UK Government gives green light to extinction and human rights conflict

Press release - 23 August, 2005
Greenpeace today said that the UK Government's freshly watered down timber buying guidelines will give the green light to destroy old-growth Finnish forests, where social conflict continues and logging is threatening to wipe out a number of internationally recognised rare and threatened species.

In June of this year, Metsähallitus, the Finnish state-owned loggingcompany terminated negotiations with the Sámi indigenous peoples,signalling a return to the logging of these ancient forests.  

The indigenous Sámi reindeer herders do not accept logging ofold-growth forests in areas that are crucial for their reindeer-herdinglivelihood. The Sámi Council and Sámi reindeer herders' organisationshave denounced logging by Metsähallitus as threatening theirlivelihood, culture and human rights.

In addition, a recent Greenpeace survey found hundreds of endangeredfungi in areas of ancient forests in Finland that are earmarked forlogging by Metsähallitus. The majority of timber would end up beingturned into paper for magazine publishers. The threatened fungi areknown as polypores, and most often appear on trees, rather than growingfrom the ground. An increasing number of fungi and other species, suchas beetles, have become rare and extinct due to destructive loggingpractises in Finland. Natural old-growth forests (ancient forests) arethe last remaining habitats for such threatened species.

The UK Government recently approved two controversial timbercertification schemes, including the PEFC, which endorses the FinnishForest Certification Scheme. Greenpeace severely criticised the schemefor certifying large-scale unsustainable logging in ancient forestareas as well as the abuse of indigenous people's rights and thedestruction of endangered species habitat.

"This shows the shocking truth behind the Government's woeful decisionto approve this certification scheme as part of its guidance onsustainable timber. They are guilty of rubber stamping the destructionof ancient forests and sanctioning the extinction of rare species,"said Phil Aikman, Greenpeace International Forests campaigner. "We urgeboth the public and private sector to clearly specify FSC on allcontracts in order to guarantee that the timber they are using is fromlegal and sustainable sources."
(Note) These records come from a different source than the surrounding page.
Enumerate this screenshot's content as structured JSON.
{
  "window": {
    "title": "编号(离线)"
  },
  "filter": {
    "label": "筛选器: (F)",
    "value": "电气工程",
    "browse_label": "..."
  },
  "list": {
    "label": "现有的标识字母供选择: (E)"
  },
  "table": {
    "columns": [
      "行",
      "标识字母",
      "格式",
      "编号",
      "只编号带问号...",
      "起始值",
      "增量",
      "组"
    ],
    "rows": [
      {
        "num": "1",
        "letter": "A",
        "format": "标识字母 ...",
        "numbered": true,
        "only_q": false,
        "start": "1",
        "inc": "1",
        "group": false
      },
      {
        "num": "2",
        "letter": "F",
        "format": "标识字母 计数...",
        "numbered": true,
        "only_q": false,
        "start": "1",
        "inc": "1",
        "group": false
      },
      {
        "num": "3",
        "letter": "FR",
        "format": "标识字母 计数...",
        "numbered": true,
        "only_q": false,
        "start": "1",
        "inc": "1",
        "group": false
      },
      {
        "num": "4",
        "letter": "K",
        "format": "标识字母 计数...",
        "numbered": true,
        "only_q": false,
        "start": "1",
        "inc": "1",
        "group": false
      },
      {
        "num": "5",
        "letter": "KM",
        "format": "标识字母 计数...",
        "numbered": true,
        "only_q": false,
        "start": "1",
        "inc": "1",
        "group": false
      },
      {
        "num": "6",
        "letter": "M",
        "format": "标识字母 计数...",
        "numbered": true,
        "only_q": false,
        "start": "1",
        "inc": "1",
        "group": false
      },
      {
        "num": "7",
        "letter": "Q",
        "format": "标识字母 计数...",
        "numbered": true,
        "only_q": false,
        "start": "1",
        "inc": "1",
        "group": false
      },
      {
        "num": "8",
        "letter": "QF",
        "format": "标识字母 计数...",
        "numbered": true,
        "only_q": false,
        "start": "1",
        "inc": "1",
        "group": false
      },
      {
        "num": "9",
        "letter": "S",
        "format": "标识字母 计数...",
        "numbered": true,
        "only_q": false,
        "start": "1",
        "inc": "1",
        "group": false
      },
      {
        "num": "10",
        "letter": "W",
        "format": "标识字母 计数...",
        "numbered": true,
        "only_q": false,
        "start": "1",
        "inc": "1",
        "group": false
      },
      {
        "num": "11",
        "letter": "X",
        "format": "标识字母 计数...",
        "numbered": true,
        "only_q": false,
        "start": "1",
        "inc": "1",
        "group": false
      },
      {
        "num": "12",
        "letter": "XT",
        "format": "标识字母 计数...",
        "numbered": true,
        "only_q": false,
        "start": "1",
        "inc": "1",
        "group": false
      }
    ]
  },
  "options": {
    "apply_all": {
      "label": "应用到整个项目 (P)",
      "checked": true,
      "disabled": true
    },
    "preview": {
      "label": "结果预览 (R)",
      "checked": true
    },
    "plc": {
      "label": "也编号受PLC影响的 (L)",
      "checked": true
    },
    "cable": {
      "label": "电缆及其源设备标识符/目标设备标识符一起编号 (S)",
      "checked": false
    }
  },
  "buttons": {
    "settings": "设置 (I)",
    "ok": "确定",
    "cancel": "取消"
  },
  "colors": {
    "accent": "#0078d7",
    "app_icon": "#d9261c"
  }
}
Other contacts: For more information, contact:Phil Aikman, Greenpeace International Ancient Forests Campaign, +447801212995Gina Sanchez, Greenpeace International Communications, +31627000064